Exercise goal> All of the data must be retyped exactly, with nothing left out.

Given records>
[Start of section]

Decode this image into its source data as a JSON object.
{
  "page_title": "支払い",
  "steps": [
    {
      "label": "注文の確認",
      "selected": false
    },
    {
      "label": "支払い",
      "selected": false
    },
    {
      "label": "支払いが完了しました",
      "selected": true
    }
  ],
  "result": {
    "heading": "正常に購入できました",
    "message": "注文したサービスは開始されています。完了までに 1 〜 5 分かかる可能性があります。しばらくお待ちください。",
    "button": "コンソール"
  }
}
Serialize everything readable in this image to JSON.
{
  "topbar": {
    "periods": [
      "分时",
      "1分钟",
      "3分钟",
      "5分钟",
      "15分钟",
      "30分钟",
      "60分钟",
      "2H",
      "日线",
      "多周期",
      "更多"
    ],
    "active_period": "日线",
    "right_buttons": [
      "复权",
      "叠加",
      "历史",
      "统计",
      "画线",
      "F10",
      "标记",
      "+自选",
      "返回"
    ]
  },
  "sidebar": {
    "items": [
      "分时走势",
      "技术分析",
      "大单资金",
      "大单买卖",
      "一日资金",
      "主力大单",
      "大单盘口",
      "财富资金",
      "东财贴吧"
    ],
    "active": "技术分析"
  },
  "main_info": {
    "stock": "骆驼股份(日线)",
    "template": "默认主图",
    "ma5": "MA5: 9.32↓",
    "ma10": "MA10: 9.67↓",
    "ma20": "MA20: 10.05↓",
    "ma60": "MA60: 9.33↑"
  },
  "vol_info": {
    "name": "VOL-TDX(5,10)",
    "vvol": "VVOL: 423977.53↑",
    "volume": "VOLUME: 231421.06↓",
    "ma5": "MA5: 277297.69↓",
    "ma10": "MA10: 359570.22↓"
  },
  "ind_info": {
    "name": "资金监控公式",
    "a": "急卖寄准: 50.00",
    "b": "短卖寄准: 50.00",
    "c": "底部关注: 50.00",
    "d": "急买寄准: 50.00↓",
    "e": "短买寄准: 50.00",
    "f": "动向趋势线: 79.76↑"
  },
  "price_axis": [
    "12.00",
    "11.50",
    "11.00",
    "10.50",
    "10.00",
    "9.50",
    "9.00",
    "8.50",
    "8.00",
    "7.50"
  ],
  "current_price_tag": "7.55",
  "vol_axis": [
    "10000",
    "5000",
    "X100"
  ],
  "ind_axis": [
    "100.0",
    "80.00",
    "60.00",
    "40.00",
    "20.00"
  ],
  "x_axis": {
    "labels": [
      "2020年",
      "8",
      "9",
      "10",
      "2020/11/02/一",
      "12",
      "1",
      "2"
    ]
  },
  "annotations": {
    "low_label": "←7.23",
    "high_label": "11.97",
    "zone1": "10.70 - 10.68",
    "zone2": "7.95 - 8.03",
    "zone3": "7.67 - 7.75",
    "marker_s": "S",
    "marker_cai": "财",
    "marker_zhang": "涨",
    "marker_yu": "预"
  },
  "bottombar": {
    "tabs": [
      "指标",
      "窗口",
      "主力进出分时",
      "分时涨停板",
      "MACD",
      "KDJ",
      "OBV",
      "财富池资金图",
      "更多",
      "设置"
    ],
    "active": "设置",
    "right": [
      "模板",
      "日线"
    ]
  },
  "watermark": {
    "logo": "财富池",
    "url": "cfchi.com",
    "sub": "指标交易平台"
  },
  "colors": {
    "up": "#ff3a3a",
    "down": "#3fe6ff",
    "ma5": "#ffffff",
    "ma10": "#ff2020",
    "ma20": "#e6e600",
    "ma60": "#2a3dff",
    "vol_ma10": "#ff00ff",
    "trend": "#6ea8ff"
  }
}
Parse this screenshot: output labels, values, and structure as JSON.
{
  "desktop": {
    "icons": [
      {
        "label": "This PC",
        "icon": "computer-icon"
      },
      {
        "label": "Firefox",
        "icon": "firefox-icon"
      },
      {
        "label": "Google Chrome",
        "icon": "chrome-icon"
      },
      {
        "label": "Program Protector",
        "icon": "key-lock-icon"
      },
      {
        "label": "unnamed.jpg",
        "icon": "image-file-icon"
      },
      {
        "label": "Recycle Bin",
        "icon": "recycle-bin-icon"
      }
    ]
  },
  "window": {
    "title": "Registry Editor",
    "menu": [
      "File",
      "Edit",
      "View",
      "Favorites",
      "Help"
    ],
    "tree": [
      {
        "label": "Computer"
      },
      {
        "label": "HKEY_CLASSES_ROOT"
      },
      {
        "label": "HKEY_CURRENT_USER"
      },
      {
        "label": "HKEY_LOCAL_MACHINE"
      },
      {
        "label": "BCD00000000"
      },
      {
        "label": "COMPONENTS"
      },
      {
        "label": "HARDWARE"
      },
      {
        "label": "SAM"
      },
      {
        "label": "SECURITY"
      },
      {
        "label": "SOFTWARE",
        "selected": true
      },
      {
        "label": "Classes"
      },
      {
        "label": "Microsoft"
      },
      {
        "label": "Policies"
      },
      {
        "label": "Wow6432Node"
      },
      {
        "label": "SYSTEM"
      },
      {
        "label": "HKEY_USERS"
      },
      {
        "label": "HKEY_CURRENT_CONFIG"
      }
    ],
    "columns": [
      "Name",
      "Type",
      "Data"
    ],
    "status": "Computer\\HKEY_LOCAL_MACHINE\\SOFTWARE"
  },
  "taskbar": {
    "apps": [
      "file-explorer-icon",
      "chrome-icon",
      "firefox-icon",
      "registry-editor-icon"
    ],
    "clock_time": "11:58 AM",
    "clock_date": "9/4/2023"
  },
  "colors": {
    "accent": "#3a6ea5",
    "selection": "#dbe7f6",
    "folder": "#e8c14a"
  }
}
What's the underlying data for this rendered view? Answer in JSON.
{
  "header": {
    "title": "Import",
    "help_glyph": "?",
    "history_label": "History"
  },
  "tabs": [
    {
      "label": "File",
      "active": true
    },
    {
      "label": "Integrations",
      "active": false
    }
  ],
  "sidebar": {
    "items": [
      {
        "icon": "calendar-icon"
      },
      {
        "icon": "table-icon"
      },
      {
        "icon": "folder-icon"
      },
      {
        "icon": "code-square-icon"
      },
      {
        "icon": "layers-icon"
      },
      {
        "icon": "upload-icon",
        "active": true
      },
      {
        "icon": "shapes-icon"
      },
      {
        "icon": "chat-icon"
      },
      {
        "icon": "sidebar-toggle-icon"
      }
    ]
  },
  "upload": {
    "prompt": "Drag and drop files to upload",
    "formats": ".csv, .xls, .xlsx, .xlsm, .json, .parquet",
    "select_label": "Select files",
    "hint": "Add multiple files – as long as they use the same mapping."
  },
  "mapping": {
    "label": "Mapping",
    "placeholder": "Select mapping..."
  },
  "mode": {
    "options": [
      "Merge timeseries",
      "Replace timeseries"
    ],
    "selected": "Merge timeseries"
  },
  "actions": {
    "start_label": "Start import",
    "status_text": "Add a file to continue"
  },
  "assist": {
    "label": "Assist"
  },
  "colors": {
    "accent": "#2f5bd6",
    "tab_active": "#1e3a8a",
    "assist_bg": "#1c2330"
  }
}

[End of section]

Response area>
Decode this image into its source data as a JSON object.
{
  "page_title": "支払い",
  "steps": [
    {
      "label": "注文の確認",
      "selected": false
    },
    {
      "label": "支払い",
      "selected": false
    },
    {
      "label": "支払いが完了しました",
      "selected": true
    }
  ],
  "result": {
    "heading": "正常に購入できました",
    "message": "注文したサービスは開始されています。完了までに 1 〜 5 分かかる可能性があります。しばらくお待ちください。",
    "button": "コンソール"
  }
}
Serialize everything readable in this image to JSON.
{
  "topbar": {
    "periods": [
      "分时",
      "1分钟",
      "3分钟",
      "5分钟",
      "15分钟",
      "30分钟",
      "60分钟",
      "2H",
      "日线",
      "多周期",
      "更多"
    ],
    "active_period": "日线",
    "right_buttons": [
      "复权",
      "叠加",
      "历史",
      "统计",
      "画线",
      "F10",
      "标记",
      "+自选",
      "返回"
    ]
  },
  "sidebar": {
    "items": [
      "分时走势",
      "技术分析",
      "大单资金",
      "大单买卖",
      "一日资金",
      "主力大单",
      "大单盘口",
      "财富资金",
      "东财贴吧"
    ],
    "active": "技术分析"
  },
  "main_info": {
    "stock": "骆驼股份(日线)",
    "template": "默认主图",
    "ma5": "MA5: 9.32↓",
    "ma10": "MA10: 9.67↓",
    "ma20": "MA20: 10.05↓",
    "ma60": "MA60: 9.33↑"
  },
  "vol_info": {
    "name": "VOL-TDX(5,10)",
    "vvol": "VVOL: 423977.53↑",
    "volume": "VOLUME: 231421.06↓",
    "ma5": "MA5: 277297.69↓",
    "ma10": "MA10: 359570.22↓"
  },
  "ind_info": {
    "name": "资金监控公式",
    "a": "急卖寄准: 50.00",
    "b": "短卖寄准: 50.00",
    "c": "底部关注: 50.00",
    "d": "急买寄准: 50.00↓",
    "e": "短买寄准: 50.00",
    "f": "动向趋势线: 79.76↑"
  },
  "price_axis": [
    "12.00",
    "11.50",
    "11.00",
    "10.50",
    "10.00",
    "9.50",
    "9.00",
    "8.50",
    "8.00",
    "7.50"
  ],
  "current_price_tag": "7.55",
  "vol_axis": [
    "10000",
    "5000",
    "X100"
  ],
  "ind_axis": [
    "100.0",
    "80.00",
    "60.00",
    "40.00",
    "20.00"
  ],
  "x_axis": {
    "labels": [
      "2020年",
      "8",
      "9",
      "10",
      "2020/11/02/一",
      "12",
      "1",
      "2"
    ]
  },
  "annotations": {
    "low_label": "←7.23",
    "high_label": "11.97",
    "zone1": "10.70 - 10.68",
    "zone2": "7.95 - 8.03",
    "zone3": "7.67 - 7.75",
    "marker_s": "S",
    "marker_cai": "财",
    "marker_zhang": "涨",
    "marker_yu": "预"
  },
  "bottombar": {
    "tabs": [
      "指标",
      "窗口",
      "主力进出分时",
      "分时涨停板",
      "MACD",
      "KDJ",
      "OBV",
      "财富池资金图",
      "更多",
      "设置"
    ],
    "active": "设置",
    "right": [
      "模板",
      "日线"
    ]
  },
  "watermark": {
    "logo": "财富池",
    "url": "cfchi.com",
    "sub": "指标交易平台"
  },
  "colors": {
    "up": "#ff3a3a",
    "down": "#3fe6ff",
    "ma5": "#ffffff",
    "ma10": "#ff2020",
    "ma20": "#e6e600",
    "ma60": "#2a3dff",
    "vol_ma10": "#ff00ff",
    "trend": "#6ea8ff"
  }
}
Parse this screenshot: output labels, values, and structure as JSON.
{
  "desktop": {
    "icons": [
      {
        "label": "This PC",
        "icon": "computer-icon"
      },
      {
        "label": "Firefox",
        "icon": "firefox-icon"
      },
      {
        "label": "Google Chrome",
        "icon": "chrome-icon"
      },
      {
        "label": "Program Protector",
        "icon": "key-lock-icon"
      },
      {
        "label": "unnamed.jpg",
        "icon": "image-file-icon"
      },
      {
        "label": "Recycle Bin",
        "icon": "recycle-bin-icon"
      }
    ]
  },
  "window": {
    "title": "Registry Editor",
    "menu": [
      "File",
      "Edit",
      "View",
      "Favorites",
      "Help"
    ],
    "tree": [
      {
        "label": "Computer"
      },
      {
        "label": "HKEY_CLASSES_ROOT"
      },
      {
        "label": "HKEY_CURRENT_USER"
      },
      {
        "label": "HKEY_LOCAL_MACHINE"
      },
      {
        "label": "BCD00000000"
      },
      {
        "label": "COMPONENTS"
      },
      {
        "label": "HARDWARE"
      },
      {
        "label": "SAM"
      },
      {
        "label": "SECURITY"
      },
      {
        "label": "SOFTWARE",
        "selected": true
      },
      {
        "label": "Classes"
      },
      {
        "label": "Microsoft"
      },
      {
        "label": "Policies"
      },
      {
        "label": "Wow6432Node"
      },
      {
        "label": "SYSTEM"
      },
      {
        "label": "HKEY_USERS"
      },
      {
        "label": "HKEY_CURRENT_CONFIG"
      }
    ],
    "columns": [
      "Name",
      "Type",
      "Data"
    ],
    "status": "Computer\\HKEY_LOCAL_MACHINE\\SOFTWARE"
  },
  "taskbar": {
    "apps": [
      "file-explorer-icon",
      "chrome-icon",
      "firefox-icon",
      "registry-editor-icon"
    ],
    "clock_time": "11:58 AM",
    "clock_date": "9/4/2023"
  },
  "colors": {
    "accent": "#3a6ea5",
    "selection": "#dbe7f6",
    "folder": "#e8c14a"
  }
}
What's the underlying data for this rendered view? Answer in JSON.
{
  "header": {
    "title": "Import",
    "help_glyph": "?",
    "history_label": "History"
  },
  "tabs": [
    {
      "label": "File",
      "active": true
    },
    {
      "label": "Integrations",
      "active": false
    }
  ],
  "sidebar": {
    "items": [
      {
        "icon": "calendar-icon"
      },
      {
        "icon": "table-icon"
      },
      {
        "icon": "folder-icon"
      },
      {
        "icon": "code-square-icon"
      },
      {
        "icon": "layers-icon"
      },
      {
        "icon": "upload-icon",
        "active": true
      },
      {
        "icon": "shapes-icon"
      },
      {
        "icon": "chat-icon"
      },
      {
        "icon": "sidebar-toggle-icon"
      }
    ]
  },
  "upload": {
    "prompt": "Drag and drop files to upload",
    "formats": ".csv, .xls, .xlsx, .xlsm, .json, .parquet",
    "select_label": "Select files",
    "hint": "Add multiple files – as long as they use the same mapping."
  },
  "mapping": {
    "label": "Mapping",
    "placeholder": "Select mapping..."
  },
  "mode": {
    "options": [
      "Merge timeseries",
      "Replace timeseries"
    ],
    "selected": "Merge timeseries"
  },
  "actions": {
    "start_label": "Start import",
    "status_text": "Add a file to continue"
  },
  "assist": {
    "label": "Assist"
  },
  "colors": {
    "accent": "#2f5bd6",
    "tab_active": "#1e3a8a",
    "assist_bg": "#1c2330"
  }
}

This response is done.